As the arrival of e-commerce giant Amazon.com later this year promises to revolutionise the online market on a never-before-seen-scale, the widening gap between customer demand for improved online shipping experiences and current retailer capabilities is leaving businesses vulnerable.
Temando’s annual State of Shipping in Commerce report, which surveyed 258 retailers and 1,279 online shoppers in Australia, highlights that while 65 per cent of consumers stated that they abandoned their cart due to the high cost of shipping, 61 per cent of retailers struggle to manage the increasing cost of carrier rates.
Consumer demand for shipping options that reflect their immediate needs is growing, as up to 57 per cent of shoppers will not hesitate to buy from competing stores when retailers fail to provide a shipping option that fits their requirements. Here are some key findings from the survey:
Shoppers aren’t looking back from best-in-class shipping experiences
In-demand shipping options that cater to convenience such as “specified time slot”, “same-day”, “weekend or afterhours” and “hyperlocal”, are offered by less than a quarter of retailers currently.
A negative shipping experience is enough to put off 59 per cent of customers from shopping with that retailer again, while 80 per cent of shoppers will repeat purchases if they enjoyed the shipping experience.
68 per cent of shoppers said they’ll shop more online for free shipping, with up to 65 per cent willing to increase their basket size to qualify for a free shipping offer. Yet only 26 to 39 per cent of retailers use ‘free shipping with a minimum spend’’ as a conversion tactic.
Failure to innovate processes reduced ability to perform
51 per cent of retailers recognize that technology platform compatibility is an issue, with 58 per cent finding integrating carrier services into their systems a key challenge.
Almost half the retailers acknowledge existing challenges with shipping and fulfilment automation.
72 per cent of retailers grapple with the accuracy of international shipping costs, with only 21 per cent having the ability to charge all applicable duties and taxes for international customers in the cart.
Rising consumer expectations linked to tech adoption
The popularity of new food delivery services influenced 59 per cent of high spenders, who expect to have hyperlocal shipping as an option when shopping online.
23 per cent of shoppers are using their mobile devices as their primary shopping tool, with millennials being the highest adopters at 48 per cent, while Gen Z sits at 29 per cent.
Access to a wide choice of physical and online stores has given rise to two behaviours: web-brooming (look online, buy in physical store) and show-rooming (look in physical store, buy online) which is engaged by 65 per cent and 52 per cent of shoppers respectively.

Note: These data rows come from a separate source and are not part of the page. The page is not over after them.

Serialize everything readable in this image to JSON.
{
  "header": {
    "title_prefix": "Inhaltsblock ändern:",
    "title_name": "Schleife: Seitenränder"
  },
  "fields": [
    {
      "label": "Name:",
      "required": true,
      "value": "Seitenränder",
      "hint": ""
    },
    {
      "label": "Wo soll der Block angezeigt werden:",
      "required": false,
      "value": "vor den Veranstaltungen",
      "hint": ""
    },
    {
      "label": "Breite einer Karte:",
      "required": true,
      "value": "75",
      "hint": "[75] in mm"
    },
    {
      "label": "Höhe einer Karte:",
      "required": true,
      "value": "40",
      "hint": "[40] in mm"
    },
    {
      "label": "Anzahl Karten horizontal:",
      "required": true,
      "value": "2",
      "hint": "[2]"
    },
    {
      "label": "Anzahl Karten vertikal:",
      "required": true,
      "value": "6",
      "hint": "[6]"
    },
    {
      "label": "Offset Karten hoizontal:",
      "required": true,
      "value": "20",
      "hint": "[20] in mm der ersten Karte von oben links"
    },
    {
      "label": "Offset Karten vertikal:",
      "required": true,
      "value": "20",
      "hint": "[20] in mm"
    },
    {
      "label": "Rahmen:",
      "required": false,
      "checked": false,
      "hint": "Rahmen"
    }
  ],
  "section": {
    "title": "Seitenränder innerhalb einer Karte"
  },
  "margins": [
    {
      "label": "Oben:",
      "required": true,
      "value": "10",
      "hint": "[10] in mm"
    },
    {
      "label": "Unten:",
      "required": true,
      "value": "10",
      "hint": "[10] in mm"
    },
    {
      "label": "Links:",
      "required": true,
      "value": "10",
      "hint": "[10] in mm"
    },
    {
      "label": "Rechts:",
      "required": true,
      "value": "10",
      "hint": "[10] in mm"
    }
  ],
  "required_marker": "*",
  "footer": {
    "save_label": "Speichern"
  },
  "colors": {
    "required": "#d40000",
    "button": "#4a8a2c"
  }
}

These findings illustrate that consumers are so far ahead in their expectations of what constitutes a good online shopping experience, and how important shipping and fulfilment is to tackling cart abandonment. With Amazon making a big play for the Australian market, retailers who settle for “good enough” will quickly realise that it is not. Let’s look at this as an opportunity to innovate and give rise to a better way to do retail. Download the State of Shipping in Commerce report here.